Over the last few months, Steve Cooper has stomped through Yamaha’s earlier back catalogue of machinery, showing the steep learning curve that the factory covered in those years…
Even if the factory had adopted the more logical format of horizontally split crankcases for the seminal 350cc YR1 in 1967 it had persisted with the more arcane vertically split setup for every commercial and privateer 250.
Someone, somewhere, at the Iwata HQ didn’t want to let go of what was a proven design but eventually the accountants had their way.
It was decreed the company would realign all of their two-stroke twins to utilise the horizontally split crankcase design that was now common to both of Yamaha’s main competitors, Kawasaki and Suzuki.
In a nutshell, the later style of engine was dramatically cheaper to cast, machine and build.

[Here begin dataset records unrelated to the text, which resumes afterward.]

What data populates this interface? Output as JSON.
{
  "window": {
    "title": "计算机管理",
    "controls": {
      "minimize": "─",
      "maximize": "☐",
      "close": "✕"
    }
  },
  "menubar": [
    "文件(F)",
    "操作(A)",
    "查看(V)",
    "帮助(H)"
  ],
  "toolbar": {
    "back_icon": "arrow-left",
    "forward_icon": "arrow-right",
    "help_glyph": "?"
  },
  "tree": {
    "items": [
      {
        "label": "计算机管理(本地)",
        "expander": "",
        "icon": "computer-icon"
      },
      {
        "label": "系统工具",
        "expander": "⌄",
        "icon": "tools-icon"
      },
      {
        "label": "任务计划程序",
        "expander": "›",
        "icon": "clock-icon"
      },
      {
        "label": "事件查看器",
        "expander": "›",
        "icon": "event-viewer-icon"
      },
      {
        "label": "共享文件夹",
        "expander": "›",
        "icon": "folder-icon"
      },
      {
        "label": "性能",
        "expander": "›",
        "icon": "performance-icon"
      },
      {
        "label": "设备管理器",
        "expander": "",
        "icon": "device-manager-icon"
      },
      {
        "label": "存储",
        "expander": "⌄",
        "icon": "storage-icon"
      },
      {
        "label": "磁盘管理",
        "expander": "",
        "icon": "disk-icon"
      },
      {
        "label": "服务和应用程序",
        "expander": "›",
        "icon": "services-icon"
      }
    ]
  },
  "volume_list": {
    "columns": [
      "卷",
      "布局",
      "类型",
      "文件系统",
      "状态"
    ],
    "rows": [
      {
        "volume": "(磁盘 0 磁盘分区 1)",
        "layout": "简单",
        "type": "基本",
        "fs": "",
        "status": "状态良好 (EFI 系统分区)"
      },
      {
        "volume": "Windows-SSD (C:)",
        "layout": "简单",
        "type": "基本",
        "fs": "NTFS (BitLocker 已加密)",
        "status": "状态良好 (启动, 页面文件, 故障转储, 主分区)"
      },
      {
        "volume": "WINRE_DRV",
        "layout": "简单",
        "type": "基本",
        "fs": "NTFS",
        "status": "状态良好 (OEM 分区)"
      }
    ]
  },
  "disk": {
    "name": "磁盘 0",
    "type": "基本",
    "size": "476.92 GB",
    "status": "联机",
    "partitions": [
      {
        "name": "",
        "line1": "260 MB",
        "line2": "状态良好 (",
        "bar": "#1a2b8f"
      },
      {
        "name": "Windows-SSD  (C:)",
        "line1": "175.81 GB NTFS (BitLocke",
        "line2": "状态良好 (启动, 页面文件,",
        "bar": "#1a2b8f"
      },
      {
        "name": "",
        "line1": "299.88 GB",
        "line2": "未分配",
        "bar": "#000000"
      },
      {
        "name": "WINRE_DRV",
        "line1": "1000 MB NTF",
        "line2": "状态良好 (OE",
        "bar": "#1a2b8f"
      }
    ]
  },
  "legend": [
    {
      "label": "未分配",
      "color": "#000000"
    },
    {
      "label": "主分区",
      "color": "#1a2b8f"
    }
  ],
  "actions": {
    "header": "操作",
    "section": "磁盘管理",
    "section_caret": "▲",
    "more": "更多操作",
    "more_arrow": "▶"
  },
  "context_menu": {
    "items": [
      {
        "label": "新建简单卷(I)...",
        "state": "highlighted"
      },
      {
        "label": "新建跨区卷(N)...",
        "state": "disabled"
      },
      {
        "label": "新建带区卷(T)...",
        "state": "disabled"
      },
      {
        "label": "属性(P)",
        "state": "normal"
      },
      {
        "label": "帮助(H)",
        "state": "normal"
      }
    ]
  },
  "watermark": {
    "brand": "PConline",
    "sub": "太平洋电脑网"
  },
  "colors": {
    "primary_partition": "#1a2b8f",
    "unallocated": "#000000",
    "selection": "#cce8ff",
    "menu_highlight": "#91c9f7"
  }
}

Planning teams and production schedulers met with the R&D boys to discuss how the 1970 model year two-strokes would proceed and, for arguably the first time in Yamaha’s export history, there was going to be a collective, company wide, corporate image.

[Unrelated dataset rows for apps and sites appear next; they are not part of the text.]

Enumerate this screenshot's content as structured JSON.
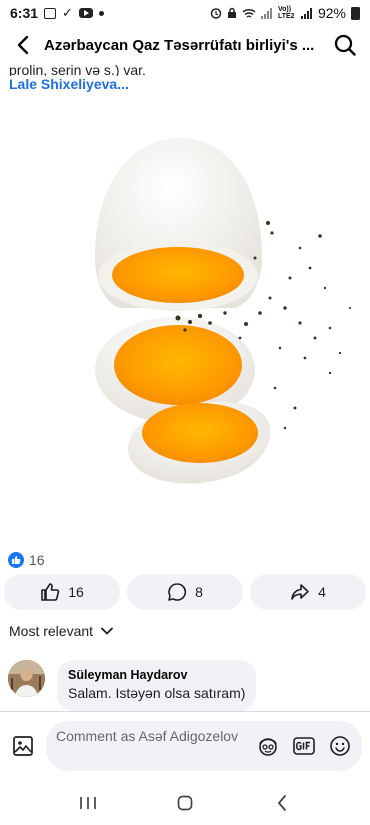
{
  "status_bar": {
    "time": "6:31",
    "network": "Vo)) LTE2",
    "battery": "92%"
  },
  "header": {
    "title": "Azərbaycan Qaz Təsərrüfatı birliyi's ..."
  },
  "post": {
    "text_tail": "prolin, serin və  s.) var.",
    "author": "Lale Shixeliyeva...",
    "image_icon": "boiled-egg-photo"
  },
  "reactions": {
    "count": "16"
  },
  "actions": {
    "like_count": "16",
    "comment_count": "8",
    "share_count": "4"
  },
  "comments": {
    "sort_label": "Most relevant",
    "items": [
      {
        "name": "Süleyman Haydarov",
        "text": "Salam. Istəyən olsa satıram)"
      }
    ]
  },
  "compose": {
    "placeholder": "Comment as Asəf Adigozelov"
  },
  "colors": {
    "accent": "#1877f2",
    "link": "#216fdb",
    "bubble": "#f0f2f5"
  }
}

Based around a pair of one dominant and one background colour, the so-called Europa look was evolved.
The all-new 250s and 350s were among those chosen to be in the vanguard of the Europa launch and even before a single test ride had been arranged the pair were pronounced by dealers as being jaw-droppingly gorgeous.
The YDS7 250 arrived in a candy yellow and flat white paint scheme that was so totally and utterly bright, vibrant and fresh.
The YR5 350 was similarly stunning, utilising a vibrant purple, claret red or tangerine with the same flat white, depending upon where it was being sold.
At last Yamaha had managed to walk away from their historically ‘slightly staid, safe and gentlemanly’ aesthetics, carefully sidestepping the excesses of the late 1960s psychedelia to come up with a singularly unique image… and everything else was brand new as well.
Read more and view more images in the August 2019 issue of OBM – on sale now!